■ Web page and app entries
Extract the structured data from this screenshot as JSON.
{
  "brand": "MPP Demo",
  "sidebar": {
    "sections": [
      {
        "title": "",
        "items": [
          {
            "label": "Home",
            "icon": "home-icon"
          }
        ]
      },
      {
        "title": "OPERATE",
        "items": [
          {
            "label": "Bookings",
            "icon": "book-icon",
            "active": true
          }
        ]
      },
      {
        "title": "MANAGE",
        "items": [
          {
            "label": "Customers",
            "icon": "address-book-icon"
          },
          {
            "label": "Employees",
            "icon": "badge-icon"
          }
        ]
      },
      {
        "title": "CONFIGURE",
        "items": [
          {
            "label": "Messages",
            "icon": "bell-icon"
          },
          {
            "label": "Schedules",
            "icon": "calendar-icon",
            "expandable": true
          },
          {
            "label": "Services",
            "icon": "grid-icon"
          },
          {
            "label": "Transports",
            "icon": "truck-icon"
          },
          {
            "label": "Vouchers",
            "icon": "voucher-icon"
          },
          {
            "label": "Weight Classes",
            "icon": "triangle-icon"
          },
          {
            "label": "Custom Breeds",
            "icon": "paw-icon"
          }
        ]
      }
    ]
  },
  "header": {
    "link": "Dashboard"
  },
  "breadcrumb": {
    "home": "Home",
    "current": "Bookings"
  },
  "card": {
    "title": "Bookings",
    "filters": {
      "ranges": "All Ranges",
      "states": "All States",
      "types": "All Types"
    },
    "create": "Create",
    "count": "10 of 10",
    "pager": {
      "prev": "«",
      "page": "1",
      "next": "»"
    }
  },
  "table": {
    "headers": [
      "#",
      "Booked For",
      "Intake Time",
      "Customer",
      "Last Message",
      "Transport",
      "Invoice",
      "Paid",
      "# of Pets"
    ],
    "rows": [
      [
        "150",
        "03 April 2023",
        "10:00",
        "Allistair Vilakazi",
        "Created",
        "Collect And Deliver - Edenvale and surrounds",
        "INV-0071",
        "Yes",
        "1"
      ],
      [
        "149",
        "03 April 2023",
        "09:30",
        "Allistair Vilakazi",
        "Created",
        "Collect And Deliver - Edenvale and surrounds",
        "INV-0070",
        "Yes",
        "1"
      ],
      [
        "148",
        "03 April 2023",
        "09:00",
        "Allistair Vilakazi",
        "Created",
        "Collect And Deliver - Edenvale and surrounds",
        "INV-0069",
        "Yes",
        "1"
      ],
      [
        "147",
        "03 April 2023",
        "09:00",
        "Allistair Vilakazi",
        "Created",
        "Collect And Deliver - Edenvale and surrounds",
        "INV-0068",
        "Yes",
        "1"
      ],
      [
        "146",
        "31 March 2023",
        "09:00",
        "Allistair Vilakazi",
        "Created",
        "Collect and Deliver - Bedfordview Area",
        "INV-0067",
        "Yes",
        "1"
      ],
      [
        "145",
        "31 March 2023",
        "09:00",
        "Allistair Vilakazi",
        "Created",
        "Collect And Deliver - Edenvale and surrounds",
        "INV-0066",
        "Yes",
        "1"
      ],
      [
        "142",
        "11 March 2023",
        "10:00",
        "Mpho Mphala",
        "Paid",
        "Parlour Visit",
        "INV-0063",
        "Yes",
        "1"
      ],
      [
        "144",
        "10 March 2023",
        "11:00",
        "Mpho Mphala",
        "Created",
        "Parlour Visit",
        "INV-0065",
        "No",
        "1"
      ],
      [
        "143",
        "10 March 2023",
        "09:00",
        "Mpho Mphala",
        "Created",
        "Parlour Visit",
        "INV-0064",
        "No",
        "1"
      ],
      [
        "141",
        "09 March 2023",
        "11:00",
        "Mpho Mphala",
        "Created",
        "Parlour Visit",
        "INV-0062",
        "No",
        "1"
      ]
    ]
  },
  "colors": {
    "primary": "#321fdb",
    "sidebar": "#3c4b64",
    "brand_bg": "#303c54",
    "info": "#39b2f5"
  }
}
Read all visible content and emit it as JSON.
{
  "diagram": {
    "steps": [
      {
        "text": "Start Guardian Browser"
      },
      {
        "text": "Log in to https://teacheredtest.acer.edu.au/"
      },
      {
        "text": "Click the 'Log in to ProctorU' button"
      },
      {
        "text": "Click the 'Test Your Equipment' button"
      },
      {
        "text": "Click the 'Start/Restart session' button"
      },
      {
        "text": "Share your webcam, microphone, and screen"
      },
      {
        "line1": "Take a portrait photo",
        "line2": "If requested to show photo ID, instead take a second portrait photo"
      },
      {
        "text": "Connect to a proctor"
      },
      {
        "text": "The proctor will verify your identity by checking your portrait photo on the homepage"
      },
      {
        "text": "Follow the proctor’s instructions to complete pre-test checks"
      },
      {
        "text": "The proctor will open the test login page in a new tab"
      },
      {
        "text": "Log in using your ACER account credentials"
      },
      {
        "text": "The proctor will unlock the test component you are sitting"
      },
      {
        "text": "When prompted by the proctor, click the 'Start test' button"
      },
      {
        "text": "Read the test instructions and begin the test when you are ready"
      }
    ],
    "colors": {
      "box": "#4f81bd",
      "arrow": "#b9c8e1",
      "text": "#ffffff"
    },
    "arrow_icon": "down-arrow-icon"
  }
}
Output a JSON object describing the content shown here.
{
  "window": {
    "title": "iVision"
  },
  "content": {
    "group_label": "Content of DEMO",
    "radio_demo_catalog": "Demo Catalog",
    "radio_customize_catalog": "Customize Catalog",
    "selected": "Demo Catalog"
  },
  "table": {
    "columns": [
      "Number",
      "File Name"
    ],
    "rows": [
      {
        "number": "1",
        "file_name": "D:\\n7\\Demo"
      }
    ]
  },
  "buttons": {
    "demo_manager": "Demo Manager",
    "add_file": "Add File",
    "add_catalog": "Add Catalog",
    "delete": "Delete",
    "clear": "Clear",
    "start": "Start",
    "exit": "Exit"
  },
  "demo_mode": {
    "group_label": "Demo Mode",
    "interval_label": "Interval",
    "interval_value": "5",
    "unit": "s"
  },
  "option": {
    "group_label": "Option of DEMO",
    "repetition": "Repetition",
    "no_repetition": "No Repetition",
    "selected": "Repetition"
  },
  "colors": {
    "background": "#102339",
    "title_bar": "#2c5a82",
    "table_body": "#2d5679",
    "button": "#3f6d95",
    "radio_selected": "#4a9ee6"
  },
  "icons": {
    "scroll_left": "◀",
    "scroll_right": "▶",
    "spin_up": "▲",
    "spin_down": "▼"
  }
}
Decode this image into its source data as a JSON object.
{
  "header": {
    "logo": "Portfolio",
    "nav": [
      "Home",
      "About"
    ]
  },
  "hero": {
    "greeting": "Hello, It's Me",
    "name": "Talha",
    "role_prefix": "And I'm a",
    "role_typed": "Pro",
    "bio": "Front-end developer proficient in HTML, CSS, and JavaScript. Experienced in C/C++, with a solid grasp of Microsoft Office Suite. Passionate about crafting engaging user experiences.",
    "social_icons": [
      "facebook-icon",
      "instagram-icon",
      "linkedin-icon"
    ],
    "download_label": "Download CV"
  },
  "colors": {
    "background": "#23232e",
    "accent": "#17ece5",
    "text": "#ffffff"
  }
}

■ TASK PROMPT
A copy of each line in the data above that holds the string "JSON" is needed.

■ SOLUTION FOR THIS EXERCISE
Extract the structured data from this screenshot as JSON.
Read all visible content and emit it as JSON.
Output a JSON object describing the content shown here.
Decode this image into its source data as a JSON object.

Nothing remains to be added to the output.